Selflessness comes easy
By Anna Rose Layden

“There are ‘band kids’ and then there are ‘kids in band.’ I’m a kid in band. There’s a difference.” says Jackson. The faces of the graduating seniors on the football team watch over the parking lot where the marching band rehearses.

The first half of a Friday night football game at Grayson County High School ends. As the team runs off the field and into the locker room, No. 16 heads in the opposite direction. He takes off his helmet, picks up a saxophone, and falls in line with the marching band.

In the stands, parents whisper, "Is that Jackson Kane? Is there a football player in the band? I had no idea. Wow."

An 18-year-old senior at GCHS in Leitchfield, Jackson keeps his plate loaded throughout the school year with football, soccer and band while maintaining high grades. And at the last home game of his high school career, he took advantage of the opportunity to merge his two worlds.
With days that can keep him at school for upwards of 12 hours, he is well-known to his educators and peers as an overachiever. "He's pretty impressive," says head football coach Bryan Jones. "I don't know of another kid who does as much and does it as well as Jackson does."

Jackson has played in the band since elementary school.
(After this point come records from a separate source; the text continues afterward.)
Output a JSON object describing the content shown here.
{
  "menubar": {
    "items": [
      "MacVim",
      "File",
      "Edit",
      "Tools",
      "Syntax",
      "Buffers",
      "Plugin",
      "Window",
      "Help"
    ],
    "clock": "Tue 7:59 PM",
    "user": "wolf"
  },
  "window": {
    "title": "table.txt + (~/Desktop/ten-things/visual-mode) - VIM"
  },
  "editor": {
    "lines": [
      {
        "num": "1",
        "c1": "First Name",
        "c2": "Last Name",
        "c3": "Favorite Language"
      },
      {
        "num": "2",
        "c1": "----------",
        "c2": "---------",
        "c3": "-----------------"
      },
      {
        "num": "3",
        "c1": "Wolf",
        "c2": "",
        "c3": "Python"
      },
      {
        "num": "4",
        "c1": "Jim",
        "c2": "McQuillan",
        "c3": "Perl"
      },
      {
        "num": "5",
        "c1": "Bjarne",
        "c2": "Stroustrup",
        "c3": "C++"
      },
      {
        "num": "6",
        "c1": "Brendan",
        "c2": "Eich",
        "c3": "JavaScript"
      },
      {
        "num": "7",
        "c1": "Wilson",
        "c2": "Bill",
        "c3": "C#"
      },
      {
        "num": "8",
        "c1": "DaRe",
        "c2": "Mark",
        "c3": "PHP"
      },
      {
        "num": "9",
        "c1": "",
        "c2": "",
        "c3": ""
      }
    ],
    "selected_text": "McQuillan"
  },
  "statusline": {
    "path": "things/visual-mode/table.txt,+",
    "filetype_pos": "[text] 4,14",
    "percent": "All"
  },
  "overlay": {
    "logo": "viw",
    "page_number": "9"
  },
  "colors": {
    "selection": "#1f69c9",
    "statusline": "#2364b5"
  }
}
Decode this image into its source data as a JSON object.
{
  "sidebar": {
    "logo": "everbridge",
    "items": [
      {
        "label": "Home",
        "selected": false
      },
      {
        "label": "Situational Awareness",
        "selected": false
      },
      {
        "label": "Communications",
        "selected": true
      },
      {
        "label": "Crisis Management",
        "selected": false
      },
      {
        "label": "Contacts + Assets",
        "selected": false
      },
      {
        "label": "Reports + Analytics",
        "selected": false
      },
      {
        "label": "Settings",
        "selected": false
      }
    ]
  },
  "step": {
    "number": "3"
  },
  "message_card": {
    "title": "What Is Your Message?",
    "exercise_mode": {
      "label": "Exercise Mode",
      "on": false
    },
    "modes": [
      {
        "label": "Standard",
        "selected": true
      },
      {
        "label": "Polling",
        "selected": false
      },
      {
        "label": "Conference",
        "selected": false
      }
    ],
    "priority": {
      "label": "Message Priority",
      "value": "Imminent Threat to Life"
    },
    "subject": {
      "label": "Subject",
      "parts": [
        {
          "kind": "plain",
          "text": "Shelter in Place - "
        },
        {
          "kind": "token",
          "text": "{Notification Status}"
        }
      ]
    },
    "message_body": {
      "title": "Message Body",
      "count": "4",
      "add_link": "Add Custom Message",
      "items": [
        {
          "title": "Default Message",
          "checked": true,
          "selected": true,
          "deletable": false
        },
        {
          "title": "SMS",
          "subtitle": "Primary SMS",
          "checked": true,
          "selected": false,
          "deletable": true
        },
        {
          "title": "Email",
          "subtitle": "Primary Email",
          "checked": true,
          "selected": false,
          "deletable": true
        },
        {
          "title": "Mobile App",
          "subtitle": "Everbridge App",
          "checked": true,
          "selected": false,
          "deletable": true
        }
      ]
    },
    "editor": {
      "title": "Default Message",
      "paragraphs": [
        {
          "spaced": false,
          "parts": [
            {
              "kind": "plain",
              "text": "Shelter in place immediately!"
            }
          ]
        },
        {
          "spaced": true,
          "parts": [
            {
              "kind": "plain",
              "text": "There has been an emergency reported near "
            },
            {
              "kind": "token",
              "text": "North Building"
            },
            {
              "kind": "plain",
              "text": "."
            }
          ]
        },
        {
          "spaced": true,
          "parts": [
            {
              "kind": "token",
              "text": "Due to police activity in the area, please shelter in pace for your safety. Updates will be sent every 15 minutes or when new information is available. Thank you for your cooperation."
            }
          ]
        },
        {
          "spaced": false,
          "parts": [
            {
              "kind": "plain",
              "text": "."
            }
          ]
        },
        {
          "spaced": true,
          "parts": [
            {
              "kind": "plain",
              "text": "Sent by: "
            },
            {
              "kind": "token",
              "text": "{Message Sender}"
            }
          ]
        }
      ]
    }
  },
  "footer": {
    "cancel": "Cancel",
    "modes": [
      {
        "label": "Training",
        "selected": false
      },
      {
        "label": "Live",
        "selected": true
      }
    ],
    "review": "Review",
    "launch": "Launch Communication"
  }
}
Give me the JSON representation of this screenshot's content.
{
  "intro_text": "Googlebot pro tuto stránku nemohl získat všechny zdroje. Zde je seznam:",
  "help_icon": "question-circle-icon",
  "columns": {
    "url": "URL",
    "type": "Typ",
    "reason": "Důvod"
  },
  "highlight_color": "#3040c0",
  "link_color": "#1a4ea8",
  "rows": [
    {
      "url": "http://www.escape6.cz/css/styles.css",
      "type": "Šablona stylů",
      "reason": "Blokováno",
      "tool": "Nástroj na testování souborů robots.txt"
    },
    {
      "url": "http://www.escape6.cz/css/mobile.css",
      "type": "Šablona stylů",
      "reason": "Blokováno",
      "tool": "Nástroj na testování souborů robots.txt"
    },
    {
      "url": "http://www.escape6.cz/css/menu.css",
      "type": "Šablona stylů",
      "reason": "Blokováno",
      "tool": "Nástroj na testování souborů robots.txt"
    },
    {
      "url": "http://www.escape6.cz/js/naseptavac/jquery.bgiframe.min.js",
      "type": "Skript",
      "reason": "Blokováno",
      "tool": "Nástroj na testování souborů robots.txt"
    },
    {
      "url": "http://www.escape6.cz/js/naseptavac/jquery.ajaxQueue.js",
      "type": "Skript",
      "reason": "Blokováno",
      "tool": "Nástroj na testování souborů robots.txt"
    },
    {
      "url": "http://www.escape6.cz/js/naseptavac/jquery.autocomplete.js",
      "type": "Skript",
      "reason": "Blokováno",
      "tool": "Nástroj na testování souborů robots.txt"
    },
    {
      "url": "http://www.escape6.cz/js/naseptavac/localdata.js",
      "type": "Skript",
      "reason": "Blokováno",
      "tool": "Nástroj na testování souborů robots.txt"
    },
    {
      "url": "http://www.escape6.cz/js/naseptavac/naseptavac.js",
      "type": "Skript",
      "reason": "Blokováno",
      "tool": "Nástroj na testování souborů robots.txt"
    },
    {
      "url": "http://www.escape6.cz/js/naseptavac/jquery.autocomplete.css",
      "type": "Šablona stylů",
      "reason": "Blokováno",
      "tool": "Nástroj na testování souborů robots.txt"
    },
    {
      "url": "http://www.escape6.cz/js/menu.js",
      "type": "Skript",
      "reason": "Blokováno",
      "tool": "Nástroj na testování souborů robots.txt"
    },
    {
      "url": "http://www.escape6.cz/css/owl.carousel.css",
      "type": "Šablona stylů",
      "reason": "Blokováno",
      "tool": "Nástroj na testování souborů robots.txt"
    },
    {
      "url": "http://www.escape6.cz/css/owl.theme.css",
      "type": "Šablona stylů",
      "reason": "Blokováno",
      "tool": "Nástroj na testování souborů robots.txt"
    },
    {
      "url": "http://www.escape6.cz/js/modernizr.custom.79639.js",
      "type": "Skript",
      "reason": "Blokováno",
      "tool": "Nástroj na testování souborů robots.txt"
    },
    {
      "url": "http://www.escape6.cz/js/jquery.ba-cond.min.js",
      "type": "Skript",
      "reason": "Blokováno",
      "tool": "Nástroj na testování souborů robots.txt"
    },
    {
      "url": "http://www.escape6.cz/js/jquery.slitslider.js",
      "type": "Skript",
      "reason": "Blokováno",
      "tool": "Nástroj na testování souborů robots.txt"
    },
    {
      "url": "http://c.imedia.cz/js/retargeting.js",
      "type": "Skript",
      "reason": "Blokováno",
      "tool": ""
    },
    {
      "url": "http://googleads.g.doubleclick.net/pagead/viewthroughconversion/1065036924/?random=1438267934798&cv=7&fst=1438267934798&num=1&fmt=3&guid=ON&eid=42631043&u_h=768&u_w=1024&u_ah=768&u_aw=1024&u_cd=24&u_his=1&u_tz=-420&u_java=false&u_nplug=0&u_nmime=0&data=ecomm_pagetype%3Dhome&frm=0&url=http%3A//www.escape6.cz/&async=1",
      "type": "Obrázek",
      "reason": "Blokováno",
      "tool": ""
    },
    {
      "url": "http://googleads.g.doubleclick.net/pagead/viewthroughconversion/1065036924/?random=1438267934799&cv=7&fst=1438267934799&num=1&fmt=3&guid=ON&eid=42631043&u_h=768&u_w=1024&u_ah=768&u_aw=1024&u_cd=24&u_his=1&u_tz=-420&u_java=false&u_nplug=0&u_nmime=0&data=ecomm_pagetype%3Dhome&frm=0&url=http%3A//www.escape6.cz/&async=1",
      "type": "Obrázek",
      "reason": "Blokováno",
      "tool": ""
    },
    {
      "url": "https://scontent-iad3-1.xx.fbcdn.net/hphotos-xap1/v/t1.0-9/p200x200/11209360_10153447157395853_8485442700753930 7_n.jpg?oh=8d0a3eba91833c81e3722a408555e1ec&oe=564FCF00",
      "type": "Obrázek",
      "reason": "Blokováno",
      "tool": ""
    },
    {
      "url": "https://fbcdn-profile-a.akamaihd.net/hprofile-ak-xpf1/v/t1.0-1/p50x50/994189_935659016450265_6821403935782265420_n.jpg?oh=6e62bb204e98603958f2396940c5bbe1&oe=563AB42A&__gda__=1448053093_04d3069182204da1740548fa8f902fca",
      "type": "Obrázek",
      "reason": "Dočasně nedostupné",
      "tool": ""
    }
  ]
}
And, with a mix of his genuine interest and his parents' encouragement, he continued through high school while playing soccer. Coach Jones approached him about joining football when the team needed a kicker. And he agreed, because he couldn't say no.

"That's the main reason I do 2 1/2 sports," Jackson says. "I have a hard time saying no to people. But I suck it up. I like making other people happy. I gotta do what I gotta do."
Acts of selflessness come naturally to him. When asked, he brings neighbor kids to school and pays for friends' snacks. During outdoor band practices, he brushes back his younger sister's hair when the wind loosens her ponytail. He gives others the solutions to classwork problems, talks to the kids no one else does, and can't help but move out of the way for other students while walking through the halls.

During the week, Jackson goes from practice to practice, calmly exiting the locker room and joining the wind instrument section in the parking lot. The divide between 'band kids' and 'jocks' is often broad. But at the only high school in Grayson County, it is a line that Jackson blurs. "I always have to turn on different parts of my brain after studying a whole (football) playbook and memorizing band choreography," he says. "I'm just trying to fit in, but it's hard when you have to fit in with two completely different groups."

The balancing act isn't always easy. Long weekends come, obligations beckon, and Jackson wishes for more sleep. Video games and his friendships provide relief from the chaos. But no matter how tired he may be, Jackson preserves a polite and friendly demeanor. "He's got the biggest smile in the school," says a family friend. While his future remains unclear, one thing is sure: Jackson Kane's time and energy spent at Grayson County High School have not gone to waste.

“We knew if we could get him through this year, he’d be just fine,” say Jackson’s parents, Amy and Scott, regarding their son’s full schedule. Once Jackson started driving, it made handling the load significantly easier.

“If you want to take band class, you have to do marching band,” says Jackson. “Mr. Bell wouldn’t even make an exception for me. I’m grateful for the class, it’s the main time that I’m able to practice.”

“These are not the ones they usually give out,” laughs Jackson’s friend Will (right) after seeing the breakfast burritos provided by the school cafeteria. “These look awful.”

Jackson removes his cleats and enters the locker room following football practice.

Just before 7 a.m., Jackson receives a text from a neighbor asking if he can pick up her children for school.

With the sun setting, the Grayson County Marching Cougars practice their number in the football stadium parking lot.

“And lead us not into temptation, but deliver us from evil. Amen,” prays the Grayson County High School football team in the locker room before a game.

A smile quickly flashes across Jackson’s face as he plays with the band during halftime.

I think if you do something and it turns out pretty good, then you should go do something else wonderful, not dwell on it for too long. Just figure out what’s next.